◆ Task directions
When scanning the data, count every line with "false" in it, and report only the resulting number.

Study material Start Marker

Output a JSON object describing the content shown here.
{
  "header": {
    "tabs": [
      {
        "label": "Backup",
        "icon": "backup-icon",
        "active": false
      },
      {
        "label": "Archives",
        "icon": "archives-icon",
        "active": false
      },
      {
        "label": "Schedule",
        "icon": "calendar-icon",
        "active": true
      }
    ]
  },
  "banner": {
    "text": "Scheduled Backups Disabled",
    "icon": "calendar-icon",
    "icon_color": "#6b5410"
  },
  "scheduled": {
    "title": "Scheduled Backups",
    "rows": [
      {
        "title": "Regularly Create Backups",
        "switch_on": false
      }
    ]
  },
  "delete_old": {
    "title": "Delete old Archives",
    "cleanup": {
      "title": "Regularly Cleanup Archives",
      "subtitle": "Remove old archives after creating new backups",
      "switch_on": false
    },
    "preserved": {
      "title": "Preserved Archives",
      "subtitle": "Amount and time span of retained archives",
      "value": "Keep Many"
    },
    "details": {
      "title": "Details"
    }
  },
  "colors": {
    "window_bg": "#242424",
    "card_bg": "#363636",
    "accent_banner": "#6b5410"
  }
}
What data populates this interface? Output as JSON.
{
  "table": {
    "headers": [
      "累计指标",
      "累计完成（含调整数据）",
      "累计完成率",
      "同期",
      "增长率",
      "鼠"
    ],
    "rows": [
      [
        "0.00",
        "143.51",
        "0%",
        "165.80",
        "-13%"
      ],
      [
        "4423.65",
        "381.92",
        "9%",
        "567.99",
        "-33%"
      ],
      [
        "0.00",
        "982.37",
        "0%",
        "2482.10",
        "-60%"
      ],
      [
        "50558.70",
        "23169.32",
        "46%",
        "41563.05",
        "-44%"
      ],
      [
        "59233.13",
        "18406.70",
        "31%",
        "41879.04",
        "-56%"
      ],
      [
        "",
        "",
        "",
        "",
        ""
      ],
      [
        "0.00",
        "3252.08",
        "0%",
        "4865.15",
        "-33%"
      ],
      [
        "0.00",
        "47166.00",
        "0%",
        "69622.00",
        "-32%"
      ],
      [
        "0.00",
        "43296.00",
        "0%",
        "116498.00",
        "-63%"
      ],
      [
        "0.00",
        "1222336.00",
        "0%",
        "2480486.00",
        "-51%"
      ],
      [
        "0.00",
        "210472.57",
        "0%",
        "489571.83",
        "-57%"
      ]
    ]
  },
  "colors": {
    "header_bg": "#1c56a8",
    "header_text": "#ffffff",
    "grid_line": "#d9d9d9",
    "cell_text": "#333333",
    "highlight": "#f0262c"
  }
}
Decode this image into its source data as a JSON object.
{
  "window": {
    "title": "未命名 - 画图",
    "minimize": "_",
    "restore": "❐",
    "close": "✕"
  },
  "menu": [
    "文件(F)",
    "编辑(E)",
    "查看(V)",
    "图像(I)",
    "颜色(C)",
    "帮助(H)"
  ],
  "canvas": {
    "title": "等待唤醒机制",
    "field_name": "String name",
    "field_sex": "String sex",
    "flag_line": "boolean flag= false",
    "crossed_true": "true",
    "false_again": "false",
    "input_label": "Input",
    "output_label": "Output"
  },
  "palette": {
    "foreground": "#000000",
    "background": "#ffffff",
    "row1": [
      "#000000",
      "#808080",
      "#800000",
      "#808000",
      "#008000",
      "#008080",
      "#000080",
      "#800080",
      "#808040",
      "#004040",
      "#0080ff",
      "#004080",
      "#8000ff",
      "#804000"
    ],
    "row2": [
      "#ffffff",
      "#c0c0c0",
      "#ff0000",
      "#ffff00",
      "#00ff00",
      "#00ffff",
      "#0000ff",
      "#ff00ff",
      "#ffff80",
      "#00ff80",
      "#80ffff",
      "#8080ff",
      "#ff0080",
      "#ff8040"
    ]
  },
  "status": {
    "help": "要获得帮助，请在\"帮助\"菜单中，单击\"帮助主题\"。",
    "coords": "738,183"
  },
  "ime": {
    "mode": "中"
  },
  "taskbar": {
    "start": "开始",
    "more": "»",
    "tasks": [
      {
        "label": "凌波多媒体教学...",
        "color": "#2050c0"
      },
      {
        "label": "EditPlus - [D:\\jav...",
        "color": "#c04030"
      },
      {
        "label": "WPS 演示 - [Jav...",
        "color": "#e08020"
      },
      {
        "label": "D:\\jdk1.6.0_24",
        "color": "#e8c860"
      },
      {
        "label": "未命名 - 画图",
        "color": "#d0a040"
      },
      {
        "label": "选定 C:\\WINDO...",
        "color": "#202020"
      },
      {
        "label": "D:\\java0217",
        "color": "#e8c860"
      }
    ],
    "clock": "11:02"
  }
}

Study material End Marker

◆ Result
6